. "code" like "object" is a bit ambiguous; code could refer to LAP code, bytecode, lambda expressions, or fully compiled code. My suggestion would be to call it "source-text".1c. Source-to-Elisp Map Files
Just as there are bytecode files, Zach's project produces files with source-text-elisp mappings in them, and these can be independently produced and loaded into memory. Discussed above, this is string bloat in this file. However it is missing additional information that might be nice to have: some sort of optional signature for the container (file, buffer, ...) that this was built from.2. Code-to-source Maps
In "Update2", a source string was attached to the LAP instruction or LAP-instruction proxy. This was for expedience and proof of concept. In the long term what is wanted is an index into the Source-to-Elisp Map structure.
Therefore, in addition to the source-to-elisp map structure, there should be a way to map a bytecode offset into a position in the Source-to-Elisp Map File. If this is saved on disk, similar to the way Source-to-Elisp Map files are done, then the position would be some tree-node index number in the source-to-elisp tree. When that information is read in, the index node number can be materialized to a true pointer into the source-to-elisp structure, if desired. Or as stated above, access might have to always start from the top-level function.
Note that the overall structure described above is equally valid for other kinds of code, such as the great work that Andrea Corallo is doing.
For compiled code you would take the Source-to-Elisp map and the location indexes through to DWARF. A lot of the decoding-to-source-position code when there is an error I think can also be shared.

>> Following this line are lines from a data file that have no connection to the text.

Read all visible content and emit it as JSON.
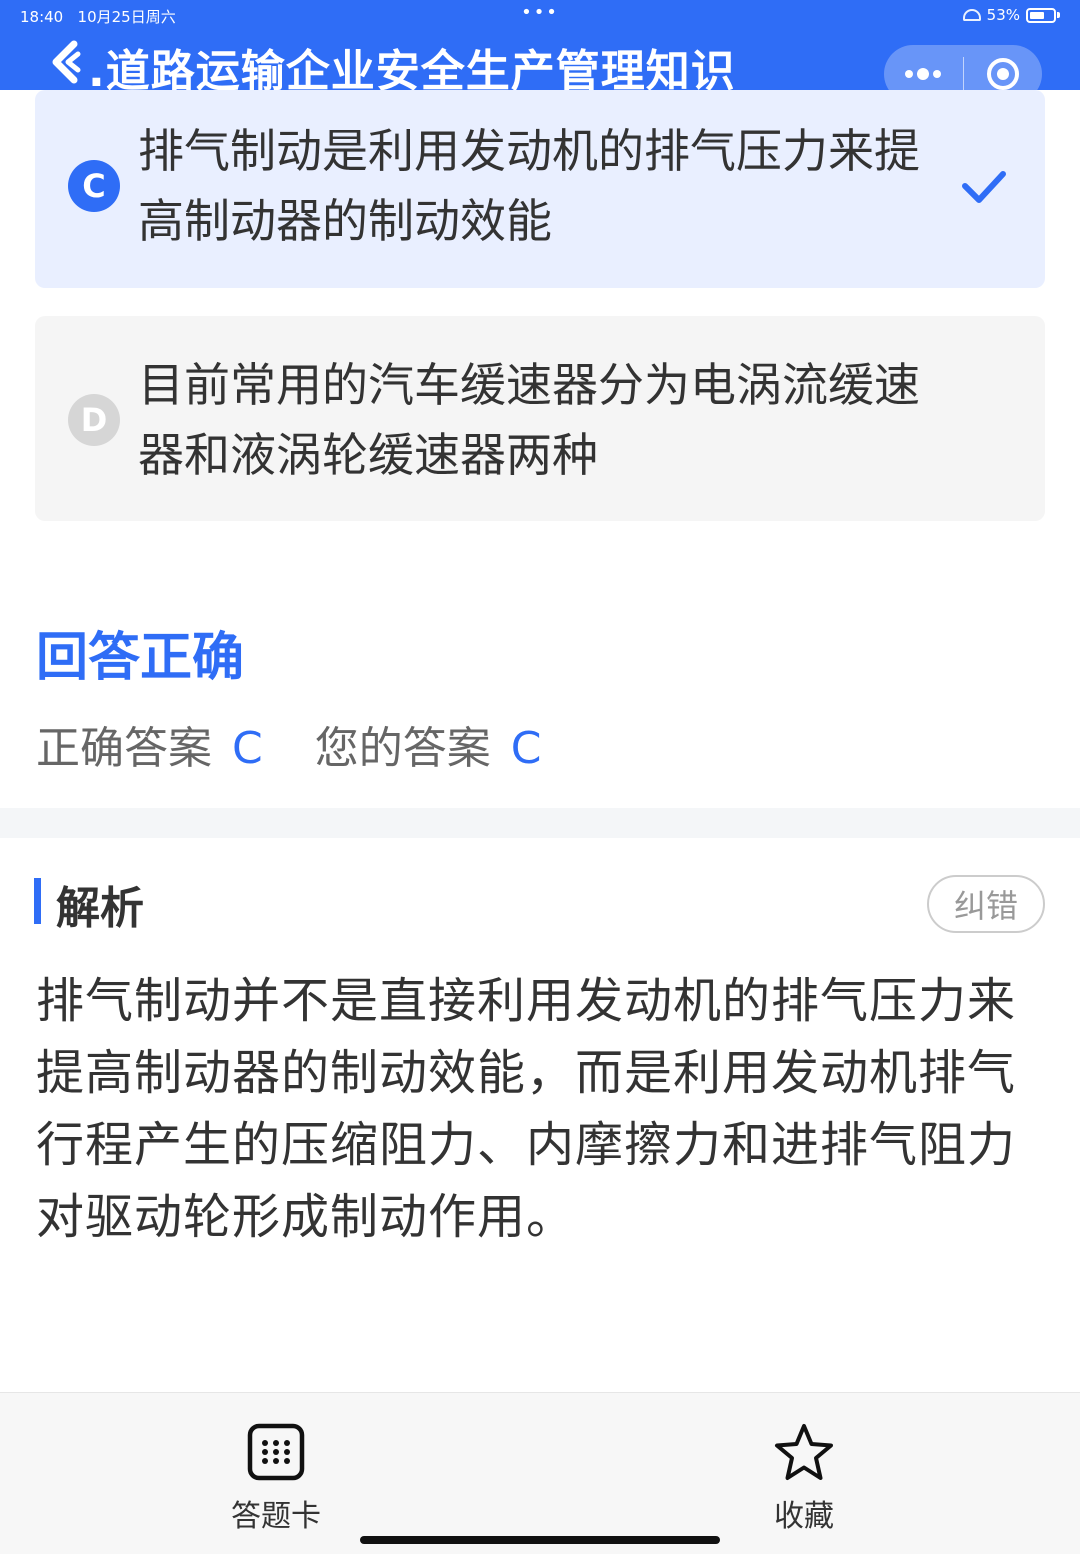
{
  "status_bar": {
    "time": "18:40",
    "date": "10月25日周六",
    "battery": "53%"
  },
  "header": {
    "title": ".道路运输企业安全生产管理知识",
    "accent_color": "#2f6df6"
  },
  "options": [
    {
      "letter": "C",
      "text": "排气制动是利用发动机的排气压力来提高制动器的制动效能",
      "selected": true
    },
    {
      "letter": "D",
      "text": "目前常用的汽车缓速器分为电涡流缓速器和液涡轮缓速器两种",
      "selected": false
    }
  ],
  "result": {
    "title": "回答正确",
    "correct_label": "正确答案",
    "correct_value": "C",
    "your_label": "您的答案",
    "your_value": "C"
  },
  "analysis": {
    "title": "解析",
    "correct_button": "纠错",
    "text": "排气制动并不是直接利用发动机的排气压力来提高制动器的制动效能，而是利用发动机排气行程产生的压缩阻力、内摩擦力和进排气阻力对驱动轮形成制动作用。"
  },
  "bottom_bar": {
    "answer_card_label": "答题卡",
    "favorite_label": "收藏",
    "answer_card_icon": "grid-icon",
    "favorite_icon": "star-icon"
  }
}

2a. ByteCode Compiler
Finally, we come to the thorny problem of dealing with the Bytecode compiler. The code behind Update2 is largely cut and paste which is also okay for prototyping, but untenable in the longer term. Even as this work was being done, changes were going on to the bytecode compiler. See bug#41247
Here is a possible solution based on Lisp's rich history of being about to introspect and modify code. Basically a transformer function or macro could be written that takes in a byte-compile function as input and changes that into something that works with the source-to-elisp structure instead.
Recall that the source-to-elisp
structure can be thought of as a "fat cons" node, but it is implemented in Elisp as opposed to being built-in datatype.
This transformer function might look for function calls that start with the prefix byte-code-
and turn those function-calls into corresponding calls in the source-map-bytecode-
The cons-node functions could also be looked for and replaced with corresponding wrappers. For example instead of car
would be called.
function just checks to see if the object passed is a source-to-elisp-structure. If it is, then the source-map structure's sexp
field is used; if not the underlying car
function is called.
A transformer function can also have specific transformations for specific functions. Or there may be specific functions that are just cut and pasted as was done in Update2. But this kind of activity would be done keeping in mind that the underlying functions may change, and with a story for how such changes can be tracked without too much trouble.3. Alists, Plists, and Hashes oh my
Since arefs are pretty fast, I’m guessing the struct slot accesses wouldn’t slow down execution too much, but creating so many records certainly uses a lot of memory.
I don't think this needs to be worried about for a long time, if ever. Only when an error is hit, does this information need to be read in it could be done via some autoload mechanism.
Presumably the number of errors is small enough that just about anything would do. And since progress basically comes to a halt anyway, it really doesn't matter if one method is even a few seconds slower than another. That said, for very small bytecode, alists are probably the fastest. However since offsets are unique, Plists would work too. And the larger the number of offsets there are in bytecode, the more hashes are more desirable.
But as Donald Knuth has said: premature optimization is the root of all evil. I think it sufficient just to have a story or plan for how to speed such things up when the time comes.